* Work item: The entries should be restated word for word.

[Saved data entries]

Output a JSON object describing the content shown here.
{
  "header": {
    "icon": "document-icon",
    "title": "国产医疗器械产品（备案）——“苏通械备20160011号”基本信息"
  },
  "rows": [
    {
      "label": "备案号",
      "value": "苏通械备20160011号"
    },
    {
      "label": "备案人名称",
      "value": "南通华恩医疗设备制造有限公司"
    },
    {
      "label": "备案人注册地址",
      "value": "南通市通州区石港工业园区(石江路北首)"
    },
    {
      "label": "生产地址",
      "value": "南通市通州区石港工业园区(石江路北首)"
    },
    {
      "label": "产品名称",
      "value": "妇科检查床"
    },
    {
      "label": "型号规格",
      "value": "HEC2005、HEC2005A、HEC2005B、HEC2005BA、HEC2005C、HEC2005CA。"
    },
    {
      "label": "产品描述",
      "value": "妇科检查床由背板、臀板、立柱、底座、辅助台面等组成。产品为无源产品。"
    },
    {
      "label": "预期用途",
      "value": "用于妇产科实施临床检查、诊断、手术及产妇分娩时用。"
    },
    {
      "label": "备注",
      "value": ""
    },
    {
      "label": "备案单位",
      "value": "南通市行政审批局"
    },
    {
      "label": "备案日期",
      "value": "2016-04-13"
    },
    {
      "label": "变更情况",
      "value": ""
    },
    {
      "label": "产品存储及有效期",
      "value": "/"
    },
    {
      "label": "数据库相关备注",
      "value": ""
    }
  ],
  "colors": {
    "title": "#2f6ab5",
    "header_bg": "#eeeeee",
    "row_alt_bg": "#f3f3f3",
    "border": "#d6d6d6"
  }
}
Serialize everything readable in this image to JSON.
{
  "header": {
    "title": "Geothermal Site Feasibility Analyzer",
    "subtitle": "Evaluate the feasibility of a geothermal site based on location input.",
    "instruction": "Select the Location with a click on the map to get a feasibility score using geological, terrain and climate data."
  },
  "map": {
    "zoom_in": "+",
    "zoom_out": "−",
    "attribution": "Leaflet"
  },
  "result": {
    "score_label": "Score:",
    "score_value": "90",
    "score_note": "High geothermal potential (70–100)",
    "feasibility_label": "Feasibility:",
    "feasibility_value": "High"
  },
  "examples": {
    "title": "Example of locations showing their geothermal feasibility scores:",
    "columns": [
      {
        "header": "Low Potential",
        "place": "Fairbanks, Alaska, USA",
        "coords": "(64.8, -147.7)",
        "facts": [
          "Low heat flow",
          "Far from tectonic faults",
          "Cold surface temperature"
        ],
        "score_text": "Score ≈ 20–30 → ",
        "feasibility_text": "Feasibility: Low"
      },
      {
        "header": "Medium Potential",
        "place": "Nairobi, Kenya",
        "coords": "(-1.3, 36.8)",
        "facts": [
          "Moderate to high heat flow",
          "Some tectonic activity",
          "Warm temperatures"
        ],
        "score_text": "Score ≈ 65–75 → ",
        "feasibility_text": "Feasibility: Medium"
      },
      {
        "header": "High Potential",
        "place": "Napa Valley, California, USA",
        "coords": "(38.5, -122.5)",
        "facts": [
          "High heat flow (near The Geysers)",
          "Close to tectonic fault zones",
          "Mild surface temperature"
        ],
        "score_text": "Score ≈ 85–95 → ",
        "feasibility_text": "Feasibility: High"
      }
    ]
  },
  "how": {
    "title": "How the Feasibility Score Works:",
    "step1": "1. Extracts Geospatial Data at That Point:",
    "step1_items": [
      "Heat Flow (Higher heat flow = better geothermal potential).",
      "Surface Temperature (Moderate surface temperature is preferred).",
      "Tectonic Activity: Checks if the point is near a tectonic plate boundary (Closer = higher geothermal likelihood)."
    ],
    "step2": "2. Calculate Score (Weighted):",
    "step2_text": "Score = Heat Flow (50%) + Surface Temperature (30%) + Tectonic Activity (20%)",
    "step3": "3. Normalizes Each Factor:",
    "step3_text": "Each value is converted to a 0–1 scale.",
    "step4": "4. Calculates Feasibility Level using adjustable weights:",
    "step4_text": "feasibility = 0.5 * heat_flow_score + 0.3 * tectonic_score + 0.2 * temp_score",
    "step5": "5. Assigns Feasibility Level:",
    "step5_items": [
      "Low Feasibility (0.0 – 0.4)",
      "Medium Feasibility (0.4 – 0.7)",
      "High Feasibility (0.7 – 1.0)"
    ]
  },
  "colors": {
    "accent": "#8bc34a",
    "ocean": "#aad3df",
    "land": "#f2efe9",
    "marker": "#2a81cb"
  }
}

* Task solution:
Output a JSON object describing the content shown here.
{
  "header": {
    "icon": "document-icon",
    "title": "国产医疗器械产品（备案）——“苏通械备20160011号”基本信息"
  },
  "rows": [
    {
      "label": "备案号",
      "value": "苏通械备20160011号"
    },
    {
      "label": "备案人名称",
      "value": "南通华恩医疗设备制造有限公司"
    },
    {
      "label": "备案人注册地址",
      "value": "南通市通州区石港工业园区(石江路北首)"
    },
    {
      "label": "生产地址",
      "value": "南通市通州区石港工业园区(石江路北首)"
    },
    {
      "label": "产品名称",
      "value": "妇科检查床"
    },
    {
      "label": "型号规格",
      "value": "HEC2005、HEC2005A、HEC2005B、HEC2005BA、HEC2005C、HEC2005CA。"
    },
    {
      "label": "产品描述",
      "value": "妇科检查床由背板、臀板、立柱、底座、辅助台面等组成。产品为无源产品。"
    },
    {
      "label": "预期用途",
      "value": "用于妇产科实施临床检查、诊断、手术及产妇分娩时用。"
    },
    {
      "label": "备注",
      "value": ""
    },
    {
      "label": "备案单位",
      "value": "南通市行政审批局"
    },
    {
      "label": "备案日期",
      "value": "2016-04-13"
    },
    {
      "label": "变更情况",
      "value": ""
    },
    {
      "label": "产品存储及有效期",
      "value": "/"
    },
    {
      "label": "数据库相关备注",
      "value": ""
    }
  ],
  "colors": {
    "title": "#2f6ab5",
    "header_bg": "#eeeeee",
    "row_alt_bg": "#f3f3f3",
    "border": "#d6d6d6"
  }
}
Serialize everything readable in this image to JSON.
{
  "header": {
    "title": "Geothermal Site Feasibility Analyzer",
    "subtitle": "Evaluate the feasibility of a geothermal site based on location input.",
    "instruction": "Select the Location with a click on the map to get a feasibility score using geological, terrain and climate data."
  },
  "map": {
    "zoom_in": "+",
    "zoom_out": "−",
    "attribution": "Leaflet"
  },
  "result": {
    "score_label": "Score:",
    "score_value": "90",
    "score_note": "High geothermal potential (70–100)",
    "feasibility_label": "Feasibility:",
    "feasibility_value": "High"
  },
  "examples": {
    "title": "Example of locations showing their geothermal feasibility scores:",
    "columns": [
      {
        "header": "Low Potential",
        "place": "Fairbanks, Alaska, USA",
        "coords": "(64.8, -147.7)",
        "facts": [
          "Low heat flow",
          "Far from tectonic faults",
          "Cold surface temperature"
        ],
        "score_text": "Score ≈ 20–30 → ",
        "feasibility_text": "Feasibility: Low"
      },
      {
        "header": "Medium Potential",
        "place": "Nairobi, Kenya",
        "coords": "(-1.3, 36.8)",
        "facts": [
          "Moderate to high heat flow",
          "Some tectonic activity",
          "Warm temperatures"
        ],
        "score_text": "Score ≈ 65–75 → ",
        "feasibility_text": "Feasibility: Medium"
      },
      {
        "header": "High Potential",
        "place": "Napa Valley, California, USA",
        "coords": "(38.5, -122.5)",
        "facts": [
          "High heat flow (near The Geysers)",
          "Close to tectonic fault zones",
          "Mild surface temperature"
        ],
        "score_text": "Score ≈ 85–95 → ",
        "feasibility_text": "Feasibility: High"
      }
    ]
  },
  "how": {
    "title": "How the Feasibility Score Works:",
    "step1": "1. Extracts Geospatial Data at That Point:",
    "step1_items": [
      "Heat Flow (Higher heat flow = better geothermal potential).",
      "Surface Temperature (Moderate surface temperature is preferred).",
      "Tectonic Activity: Checks if the point is near a tectonic plate boundary (Closer = higher geothermal likelihood)."
    ],
    "step2": "2. Calculate Score (Weighted):",
    "step2_text": "Score = Heat Flow (50%) + Surface Temperature (30%) + Tectonic Activity (20%)",
    "step3": "3. Normalizes Each Factor:",
    "step3_text": "Each value is converted to a 0–1 scale.",
    "step4": "4. Calculates Feasibility Level using adjustable weights:",
    "step4_text": "feasibility = 0.5 * heat_flow_score + 0.3 * tectonic_score + 0.2 * temp_score",
    "step5": "5. Assigns Feasibility Level:",
    "step5_items": [
      "Low Feasibility (0.0 – 0.4)",
      "Medium Feasibility (0.4 – 0.7)",
      "High Feasibility (0.7 – 1.0)"
    ]
  },
  "colors": {
    "accent": "#8bc34a",
    "ocean": "#aad3df",
    "land": "#f2efe9",
    "marker": "#2a81cb"
  }
}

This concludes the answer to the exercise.